Tests to Diagnose and Monitor the Condition
The tests most commonly used tests to investigate men with symptoms suggestive of prostate cancer are rectal examination and the Prostate-Specific Antigen (PSA) blood test. To perform a rectal examination, the doctor inserts a gloved, lubricated finger into the rectum (back passage) and feels the prostate gland with his or her finger for localised hardness or nodules. For the PSA test, blood is taken and sent to a clinical laboratory. There the blood is examined for an increased level of the blood marker which is associated with prostate inflammation or cancer.
Whilst the PSA level is raised in up to eighty percent of prostate cancers, an abnormal result does not necessarily mean a diagnosis of cancer. In fact, two-thirds of men with a raised serum PSA level do not have prostate cancer, although other abnormalities requiring treatment may be the cause of a raised PSA results. Rectal examination and PSA measurement can also assist in the early detection of benign prostatic hypertrophy (BPH). The current UK NHS policy about the use of PSA to screen men without symptoms for prostate cancer is explained under Screening/Adults 50+.
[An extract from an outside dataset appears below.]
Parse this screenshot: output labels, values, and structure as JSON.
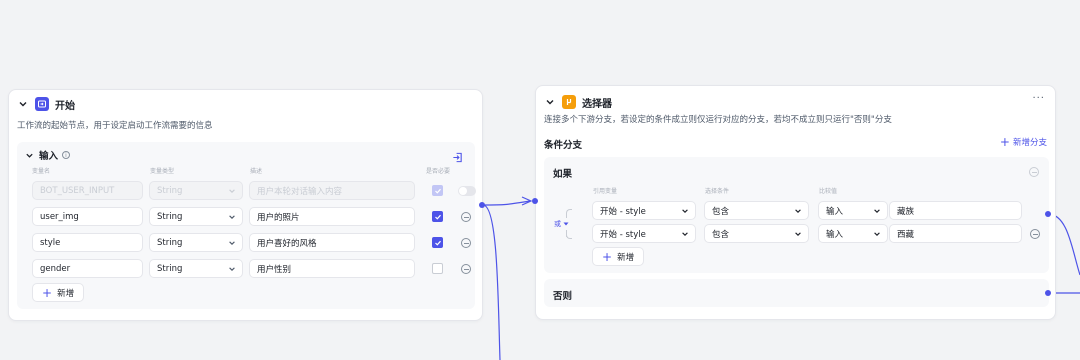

Should you have symptoms of prostate disease, be sure to let your GP know. If your PSA and/or rectal examination have normal results, your doctor can recommend when re-testing is appropriate. If your results are abnormal, your doctor may recommend further tests, such as a transrectal ultrasound-guided biopsy. This procedure allows a doctor to take a sample from the prostate for further study. It may be necessary to stop taking certain medicines up to ten days before the test. Ultrasound examination helps the doctor to assess the size of the prostate gland. A few weeks after the time of the biopsy you may also be asked to have an examination of your urinary flow rate and assessment of how much urine is retained in the bladder after urination. If your PSA level is only mildly elevated then your doctor may recommend re-testing after a certain period of time e.g. six months to a year.
Once a diagnosis of prostate cancer is made, doctors may use a variety of tests to monitor the cancer, determine treatment options, and evaluate the effectiveness of a chosen course of treatment. In addition to using rectal examination and PSA for this purpose, tests using X-ray, ultrasound, magnetic resonance imaging (MRI) and tissue sampling may be used.